-------- Provided records

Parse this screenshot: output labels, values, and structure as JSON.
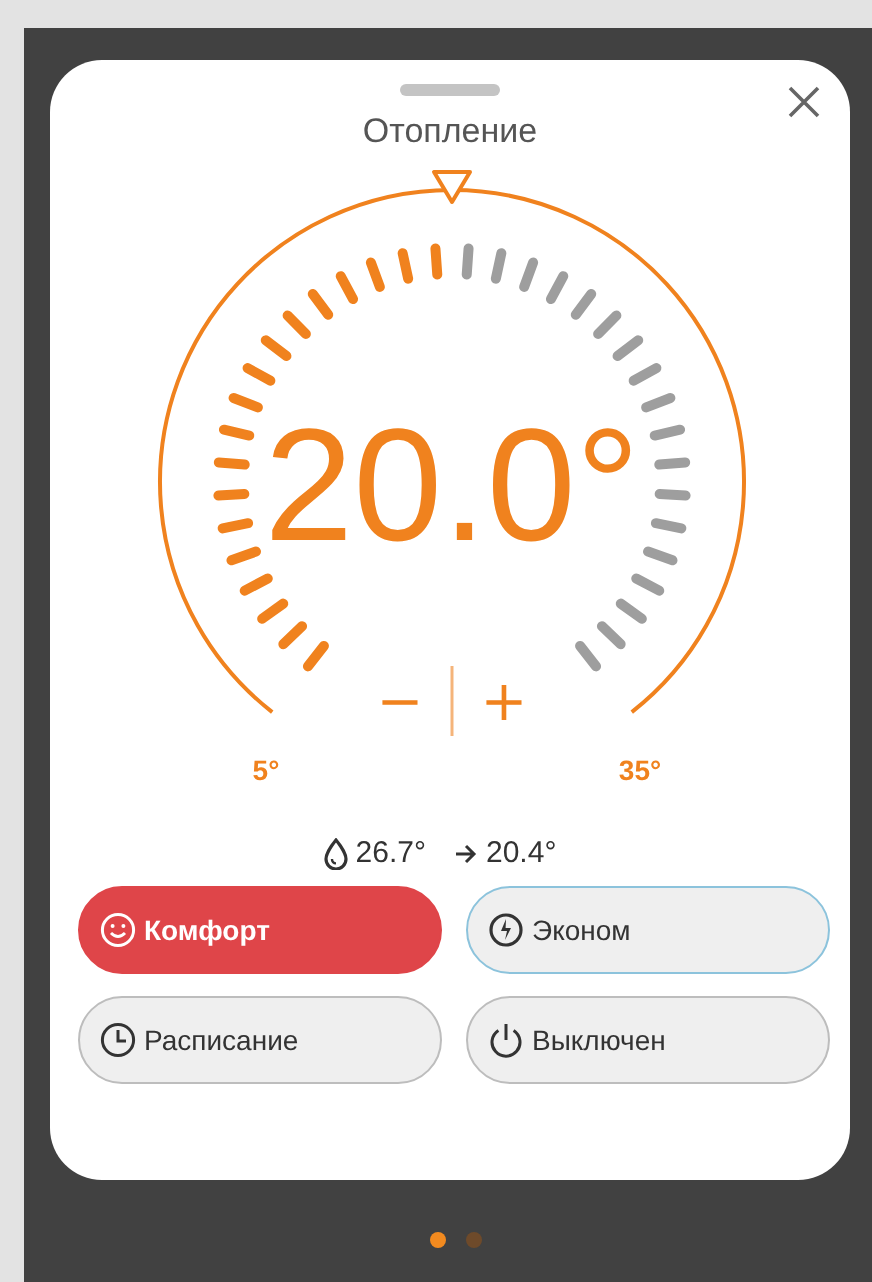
{
  "title": "Отопление",
  "dial": {
    "value": "20.0°",
    "level": 0.5,
    "min_label": "5°",
    "max_label": "35°",
    "minus": "−",
    "plus": "+"
  },
  "readings": [
    {
      "kind": "drop",
      "text": "26.7°"
    },
    {
      "kind": "arrow",
      "text": "20.4°"
    }
  ],
  "modes": [
    {
      "kind": "comfort",
      "label": "Комфорт",
      "selected": true,
      "focused": false
    },
    {
      "kind": "eco",
      "label": "Эконом",
      "selected": false,
      "focused": true
    },
    {
      "kind": "schedule",
      "label": "Расписание",
      "selected": false,
      "focused": false
    },
    {
      "kind": "off",
      "label": "Выключен",
      "selected": false,
      "focused": false
    }
  ],
  "pages": [
    {
      "selected": true
    },
    {
      "selected": false
    }
  ]
}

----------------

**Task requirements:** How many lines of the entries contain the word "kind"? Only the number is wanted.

**Answer space:** 6